Femern will tender this spring a tunnel track and catenary contract for the 18km immersed road-rail Fehmarnbelt Tunnel being constructed between Denmark and Germany.
The contract is expected to be worth around €200 million. Passage through the tunnel on the fully electrified rail line is expected to last around seven minutes.
Femern is the Danish planning company charged with preparing the Fehmarnbelt Tunnel across the Baltic Sea between the Danish island of Lolland and the German island of Fehmarn. The tunnel will comprise a dual-track railway and a four-lane motorway. Femern ‘s work falls under a treaty between Denmark and Germany which was signed in 2008. The planned tunnel, together with upgrades to the surrounding infrastructure, will reduce travel times between Northern Germany and Scandinavia.

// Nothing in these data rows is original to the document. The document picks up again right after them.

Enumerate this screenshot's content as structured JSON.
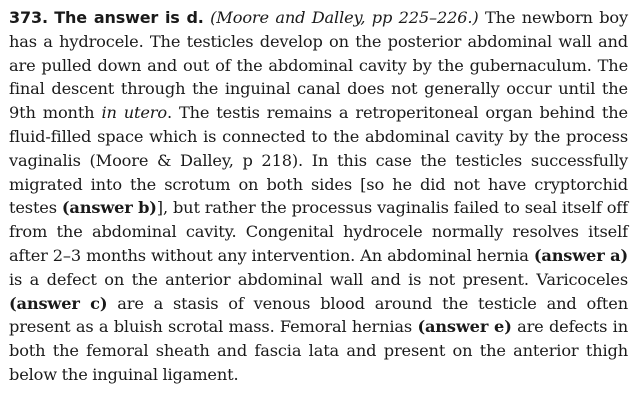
{
  "answer": {
    "number": "373.",
    "heading": "The answer is d.",
    "citation": "(Moore and Dalley, pp 225–226.)",
    "seg1": "The newborn boy has a hydrocele. The testicles develop on the posterior abdominal wall and are pulled down and out of the abdominal cavity by the gubernaculum. The final descent through the inguinal canal does not generally occur until the 9th month ",
    "in_utero": "in utero",
    "seg2": ". The testis remains a retroperitoneal organ behind the fluid-filled space which is connected to the abdominal cavity by the process vaginalis (Moore & Dalley, p 218). In this case the testicles successfully migrated into the scrotum on both sides [so he did not have cryptorchid testes ",
    "ref_b": "(answer b)",
    "seg3": "], but rather the processus vaginalis failed to seal itself off from the abdominal cavity. Congenital hydrocele normally resolves itself after 2–3 months without any intervention. An abdominal hernia ",
    "ref_a": "(answer a)",
    "seg4": " is a defect on the anterior abdominal wall and is not present. Varicoceles ",
    "ref_c": "(answer c)",
    "seg5": " are a stasis of venous blood around the testicle and often present as a bluish scrotal mass. Femoral hernias ",
    "ref_e": "(answer e)",
    "seg6": " are defects in both the femoral sheath and fascia lata and present on the anterior thigh below the inguinal ligament."
  }
}
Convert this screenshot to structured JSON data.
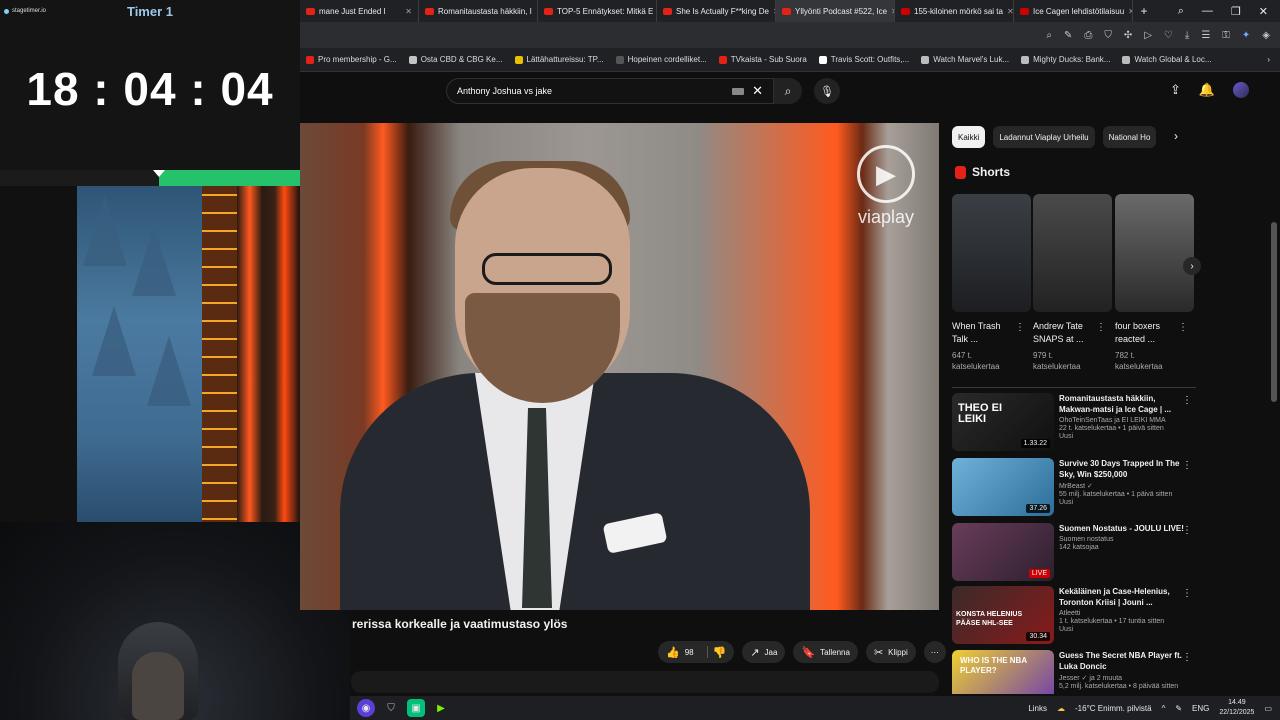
{
  "timer": {
    "brand": "stagetimer.io",
    "name": "Timer 1",
    "time": "18 : 04 : 04",
    "progress_fill": 0.47
  },
  "browser": {
    "tabs": [
      {
        "label": "mane Just Ended I",
        "active": false
      },
      {
        "label": "Romanitaustasta häkkiin, I",
        "active": false
      },
      {
        "label": "TOP-5 Ennätykset: Mitkä E",
        "active": false
      },
      {
        "label": "She Is Actually F**king De",
        "active": false
      },
      {
        "label": "Yllyönti Podcast #522, Ice",
        "active": true
      },
      {
        "label": "155-kiloinen mörkö sai ta",
        "active": false
      },
      {
        "label": "Ice Cagen lehdistötilaisuu",
        "active": false
      }
    ],
    "new_tab": "+",
    "bookmarks": [
      "Pro membership - G...",
      "Osta CBD & CBG Ke...",
      "Lättähattureissu: TP...",
      "Hopeinen cordelliket...",
      "TVkaista - Sub Suora",
      "Travis Scott: Outfits,...",
      "Watch Marvel's Luk...",
      "Mighty Ducks: Bank...",
      "Watch Global & Loc..."
    ]
  },
  "youtube": {
    "search_value": "Anthony Joshua vs jake",
    "video_logo": "viaplay",
    "video_title": "Areenalla ja Yllyönti pippurissa korkealle ja vaatimustaso ylös",
    "video_title_visible": "rerissa korkealle ja vaatimustaso ylös",
    "actions": {
      "likes": "98",
      "share": "Jaa",
      "save": "Tallenna",
      "clip": "Klippi",
      "more": "⋯"
    },
    "chips": [
      "Kaikki",
      "Ladannut Viaplay Urheilu",
      "National Ho"
    ],
    "shorts_heading": "Shorts",
    "shorts": [
      {
        "title": "When Trash Talk ...",
        "views": "647 t. katselukertaa"
      },
      {
        "title": "Andrew Tate SNAPS at ...",
        "views": "979 t. katselukertaa"
      },
      {
        "title": "four boxers reacted ...",
        "views": "782 t. katselukertaa"
      }
    ],
    "recommended": [
      {
        "title": "Romanitaustasta häkkiin, Makwan-matsi ja Ice Cage | ...",
        "channel": "OhoTeinSenTaas ja EI LEIKI MMA",
        "meta": "22 t. katselukertaa • 1 päivä sitten",
        "badge": "Uusi",
        "duration": "1.33.22",
        "thumb_text": "THEO EI LEIKI"
      },
      {
        "title": "Survive 30 Days Trapped In The Sky, Win $250,000",
        "channel": "MrBeast ✓",
        "meta": "55 milj. katselukertaa • 1 päivä sitten",
        "badge": "Uusi",
        "duration": "37.26",
        "thumb_text": ""
      },
      {
        "title": "Suomen Nostatus - JOULU LIVE!",
        "channel": "Suomen nostatus",
        "meta": "142 katsojaa",
        "badge": "",
        "duration": "LIVE",
        "thumb_text": ""
      },
      {
        "title": "Kekäläinen ja Case-Helenius, Toronton Kriisi | Jouni ...",
        "channel": "Atleetti",
        "meta": "1 t. katselukertaa • 17 tuntia sitten",
        "badge": "Uusi",
        "duration": "30.34",
        "thumb_text": "KONSTA HELENIUS PÄÄSE NHL-SEE"
      },
      {
        "title": "Guess The Secret NBA Player ft. Luka Doncic",
        "channel": "Jesser ✓ ja 2 muuta",
        "meta": "5,2 milj. katselukertaa • 8 päivää sitten",
        "badge": "",
        "duration": "",
        "thumb_text": "WHO IS THE NBA PLAYER?"
      }
    ]
  },
  "taskbar": {
    "links": "Links",
    "weather": "-16°C  Enimm. pilvistä",
    "lang": "ENG",
    "time": "14.49",
    "date": "22/12/2025"
  }
}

The contract will comprise a 25km two-track railway to run trains at 200kph and a catenary system of which 18km will be in the tunnel itself and 7km outside the tunnel, on the Danish and German sides. The winner of the contract will be announced in the spring of 2025.
Fermen said that when the tunnel with its electrified railway is completed in 2029, it will offer a green “shortcut” for the transport of rail freight and passengers to Europe. The seven-minute ride will avoiding a 160km detour.
In December, Femern awarded a $43.2 million to the Spanish company Elecnor for a so-called “green transformer station” that will supply green power to the Fehmarnbelt tunnel’s installations and the railway line. Femern said at that time of the award that the tunnel’s electric train operations, motorway, ventilation, lighting and other systems will require a constant and reliable power supply. The tunnel will, therefore, have its own transformer station close to the Danish tunnel portal at Rødbyhavn.
The transformer station will be one of the largest facilities of its type in Denmark. It will supply power to the Fehmarnbelt tunnel’s railway and 10 km of railway on the island of Lolland as well as to the tunnel’s technical installations.
The contract sets high energy efficiency requirements and Femern A/S has stipulated that the transformer station should have the capacity to serve the electric means of transport of the future, including charging stations for electric vehicles, explained Jens Ole Kaslund, technical director for Femern.
Preparatory works on the transformer station began earlier in 2022. Elecnor will begin the construction of the transformer station itself in 2023 and will complete is in phases ready for operation in 2028.
Also late last year, Femern awarded a major formwork deal to Doka.